Submitted by Anne Landman on
The situation was about as bad as it could get for a zoo. On Christmas Day, Tatiana the tiger escaped from her enclosure in the San Francisco Zoo, mauled a 17 year old boy to death and severely injured two of his companions. Media coverage of the incident focused on deficiencies in construction of the cat's enclosure and the zoo's response to the accident, while the public recoiled in horror. It looked like the zoo's reputation had hit rock bottom. But when the going gets tough, the tough hire PR, and so the zoo hired Sam Singer, a $350 an hour Bay-area PR consultant who specializes in crisis control, to help spin the tiger mauling in a way that would minimize the damage to the zoo's reputation. Suddenly, new information started appearing in the media that seemingly defended the tiger: the young men who got mauled might have been drinking alcohol, might have had taunted the tiger, and might have been using marijuana. So maybe it wasn't so much the zoo's fault after all? What a difference a little PR makes.

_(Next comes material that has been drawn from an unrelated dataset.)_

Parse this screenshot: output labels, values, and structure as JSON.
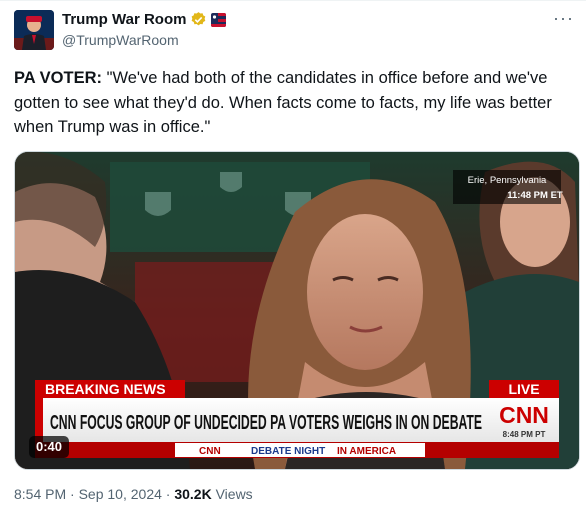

Mutternich replied on Permalink
I seem to recall a quote from a very old court decision that held, "A drunken man has as much right to a safe street as a sober man, and greater need of one."
bass replied on Permalink
This may seem cold, but I have problems getting worked up over this. If the young men were, in fact, taunting the tiger, if they were, in fact, drunk, that, IMO, places some resposibility on them. I'm not saying it excuses the Zoo's insufficient enclosure in any way, just that people should have more sense than to taunt a wild animal for fun. It is an unfortunate event that left a person, who should have known better, and a wild animal, that was reacting instinctually, and wouldn't know better, dead. It's very sad.